Manali is considered the main starting point (between June and October) for trips to Ladakh and Spiti. It is always a good idea to unwind and rest in Manali for a few days before making the long journey into the mountains.

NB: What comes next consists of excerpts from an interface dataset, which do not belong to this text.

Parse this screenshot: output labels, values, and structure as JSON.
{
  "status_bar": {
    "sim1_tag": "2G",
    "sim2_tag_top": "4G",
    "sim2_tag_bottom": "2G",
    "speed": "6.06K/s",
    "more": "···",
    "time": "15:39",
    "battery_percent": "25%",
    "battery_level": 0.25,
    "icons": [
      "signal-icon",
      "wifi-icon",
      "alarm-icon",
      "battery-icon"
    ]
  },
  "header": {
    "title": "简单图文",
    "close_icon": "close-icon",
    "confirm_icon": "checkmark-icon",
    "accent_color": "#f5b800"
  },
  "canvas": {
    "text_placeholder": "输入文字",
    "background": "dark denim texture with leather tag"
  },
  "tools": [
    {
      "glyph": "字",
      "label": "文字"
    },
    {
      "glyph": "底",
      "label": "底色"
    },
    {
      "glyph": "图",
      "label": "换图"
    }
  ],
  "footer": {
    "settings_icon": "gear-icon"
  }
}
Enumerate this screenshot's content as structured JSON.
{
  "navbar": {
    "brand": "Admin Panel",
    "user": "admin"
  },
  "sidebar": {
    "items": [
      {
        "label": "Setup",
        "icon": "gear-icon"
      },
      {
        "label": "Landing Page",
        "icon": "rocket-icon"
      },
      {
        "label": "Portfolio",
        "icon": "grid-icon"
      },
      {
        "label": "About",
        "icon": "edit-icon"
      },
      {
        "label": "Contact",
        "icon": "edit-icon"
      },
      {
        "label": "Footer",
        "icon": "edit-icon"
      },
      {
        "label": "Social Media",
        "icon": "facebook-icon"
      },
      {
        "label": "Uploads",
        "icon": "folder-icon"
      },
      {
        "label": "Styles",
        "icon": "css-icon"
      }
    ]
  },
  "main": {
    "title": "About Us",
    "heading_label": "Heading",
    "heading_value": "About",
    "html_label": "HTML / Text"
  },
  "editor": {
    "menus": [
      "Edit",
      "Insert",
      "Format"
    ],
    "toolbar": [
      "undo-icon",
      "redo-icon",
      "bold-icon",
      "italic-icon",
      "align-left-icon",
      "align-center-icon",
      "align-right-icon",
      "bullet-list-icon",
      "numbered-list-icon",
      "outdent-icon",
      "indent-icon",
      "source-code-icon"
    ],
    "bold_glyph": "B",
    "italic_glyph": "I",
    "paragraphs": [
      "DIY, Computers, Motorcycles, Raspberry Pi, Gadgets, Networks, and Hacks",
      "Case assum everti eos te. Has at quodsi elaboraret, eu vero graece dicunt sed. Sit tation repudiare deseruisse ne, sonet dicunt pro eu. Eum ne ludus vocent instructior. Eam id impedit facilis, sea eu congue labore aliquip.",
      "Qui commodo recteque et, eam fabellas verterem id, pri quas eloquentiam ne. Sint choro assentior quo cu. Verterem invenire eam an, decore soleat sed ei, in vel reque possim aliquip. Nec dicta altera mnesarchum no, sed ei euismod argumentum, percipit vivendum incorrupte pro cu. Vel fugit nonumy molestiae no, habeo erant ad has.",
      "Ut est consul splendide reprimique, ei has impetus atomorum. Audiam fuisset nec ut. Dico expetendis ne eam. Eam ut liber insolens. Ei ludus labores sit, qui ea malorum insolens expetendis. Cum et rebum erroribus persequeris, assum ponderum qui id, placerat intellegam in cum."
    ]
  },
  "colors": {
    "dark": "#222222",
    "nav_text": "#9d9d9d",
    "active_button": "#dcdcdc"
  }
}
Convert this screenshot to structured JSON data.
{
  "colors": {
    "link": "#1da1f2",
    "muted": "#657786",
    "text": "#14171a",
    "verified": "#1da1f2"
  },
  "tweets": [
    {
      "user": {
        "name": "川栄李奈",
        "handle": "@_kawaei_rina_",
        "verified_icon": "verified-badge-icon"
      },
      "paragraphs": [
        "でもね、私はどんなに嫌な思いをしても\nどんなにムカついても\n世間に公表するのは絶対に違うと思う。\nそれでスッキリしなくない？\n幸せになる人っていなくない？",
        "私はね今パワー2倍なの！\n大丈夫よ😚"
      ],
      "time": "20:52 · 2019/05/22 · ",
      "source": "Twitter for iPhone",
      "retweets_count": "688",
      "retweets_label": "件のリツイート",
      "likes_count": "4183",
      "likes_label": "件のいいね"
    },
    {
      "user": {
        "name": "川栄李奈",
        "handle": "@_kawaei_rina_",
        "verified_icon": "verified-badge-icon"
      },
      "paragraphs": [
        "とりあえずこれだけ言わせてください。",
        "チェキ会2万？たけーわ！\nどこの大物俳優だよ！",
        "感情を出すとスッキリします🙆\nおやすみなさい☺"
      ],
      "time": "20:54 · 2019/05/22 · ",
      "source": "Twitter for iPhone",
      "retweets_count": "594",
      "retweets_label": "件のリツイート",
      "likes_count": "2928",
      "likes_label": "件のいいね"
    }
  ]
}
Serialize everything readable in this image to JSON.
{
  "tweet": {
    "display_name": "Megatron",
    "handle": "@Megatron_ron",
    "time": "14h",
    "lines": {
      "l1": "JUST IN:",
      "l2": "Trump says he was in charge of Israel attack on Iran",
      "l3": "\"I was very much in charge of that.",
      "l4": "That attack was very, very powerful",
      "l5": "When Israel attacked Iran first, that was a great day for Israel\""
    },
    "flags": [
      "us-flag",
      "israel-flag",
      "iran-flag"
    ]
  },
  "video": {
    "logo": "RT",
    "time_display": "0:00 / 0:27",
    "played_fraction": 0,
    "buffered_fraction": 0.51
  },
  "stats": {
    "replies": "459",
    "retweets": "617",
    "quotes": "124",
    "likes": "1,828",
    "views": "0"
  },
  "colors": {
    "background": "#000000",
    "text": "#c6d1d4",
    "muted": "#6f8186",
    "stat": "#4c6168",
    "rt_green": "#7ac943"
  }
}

Manali’s popularity has skyrocketed over the years, becoming a bucolic retreat for Indian tourists who look to escape the city during the brutal summer months. About 800-1000 hotels and guesthouses have sprung up in the main centre and on the outskirts. From mid-April to mid-July, and then from mid-September to mid-October, the town is buzzing with activity and is overrun with cars trying to navigate the narrow lanes and main roads leading to Manali. Most tourists prefer staying in the villages of Vashisht or Old Manali. However, these villages are partially closed during November and April. Old Manali is a must visit. It is located about 2km northwest of the Mall on the far end of the Manalsu Nala stream. It is the main backpacker zone and still retains the old-world Indian village charm. One can find a number of old houses made of wood and stone. Located nearby is the famous Manu Maharishi Temple. Legend has it that the temple was built on the site where the ark of Manu, the creator of civilisation, landed once the great flood ended. The Public Baths is an interesting place to visit in Manali. These sulphur-laden hot springs are connected to the small public baths located inside the Vashisht Mandir. The Nature Park should also be listed on the places to visit in Manali because of the towering cedar pines. It is by far the best route between the centre and Old Manali. To the south of the centre lies the Van Vihar Park.